> **Exercise details**: Take the records underneath and set them down exactly.

++++++

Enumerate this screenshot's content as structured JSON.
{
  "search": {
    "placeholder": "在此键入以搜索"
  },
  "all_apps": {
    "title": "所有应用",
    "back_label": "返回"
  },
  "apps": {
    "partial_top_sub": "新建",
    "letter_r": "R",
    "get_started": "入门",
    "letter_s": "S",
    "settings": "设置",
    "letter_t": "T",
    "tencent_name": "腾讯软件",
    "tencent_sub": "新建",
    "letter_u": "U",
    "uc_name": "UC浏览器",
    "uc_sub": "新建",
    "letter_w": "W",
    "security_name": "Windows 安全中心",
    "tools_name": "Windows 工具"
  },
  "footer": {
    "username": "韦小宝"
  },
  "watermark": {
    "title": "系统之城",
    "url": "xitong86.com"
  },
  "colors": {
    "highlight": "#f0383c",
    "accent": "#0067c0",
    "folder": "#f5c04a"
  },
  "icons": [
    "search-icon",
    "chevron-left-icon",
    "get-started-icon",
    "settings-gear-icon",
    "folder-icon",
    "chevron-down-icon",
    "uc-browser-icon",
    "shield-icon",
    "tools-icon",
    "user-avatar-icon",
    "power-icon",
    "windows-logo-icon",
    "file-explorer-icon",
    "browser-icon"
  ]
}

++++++

> **Result**:
Enumerate this screenshot's content as structured JSON.
{
  "search": {
    "placeholder": "在此键入以搜索"
  },
  "all_apps": {
    "title": "所有应用",
    "back_label": "返回"
  },
  "apps": {
    "partial_top_sub": "新建",
    "letter_r": "R",
    "get_started": "入门",
    "letter_s": "S",
    "settings": "设置",
    "letter_t": "T",
    "tencent_name": "腾讯软件",
    "tencent_sub": "新建",
    "letter_u": "U",
    "uc_name": "UC浏览器",
    "uc_sub": "新建",
    "letter_w": "W",
    "security_name": "Windows 安全中心",
    "tools_name": "Windows 工具"
  },
  "footer": {
    "username": "韦小宝"
  },
  "watermark": {
    "title": "系统之城",
    "url": "xitong86.com"
  },
  "colors": {
    "highlight": "#f0383c",
    "accent": "#0067c0",
    "folder": "#f5c04a"
  },
  "icons": [
    "search-icon",
    "chevron-left-icon",
    "get-started-icon",
    "settings-gear-icon",
    "folder-icon",
    "chevron-down-icon",
    "uc-browser-icon",
    "shield-icon",
    "tools-icon",
    "user-avatar-icon",
    "power-icon",
    "windows-logo-icon",
    "file-explorer-icon",
    "browser-icon"
  ]
}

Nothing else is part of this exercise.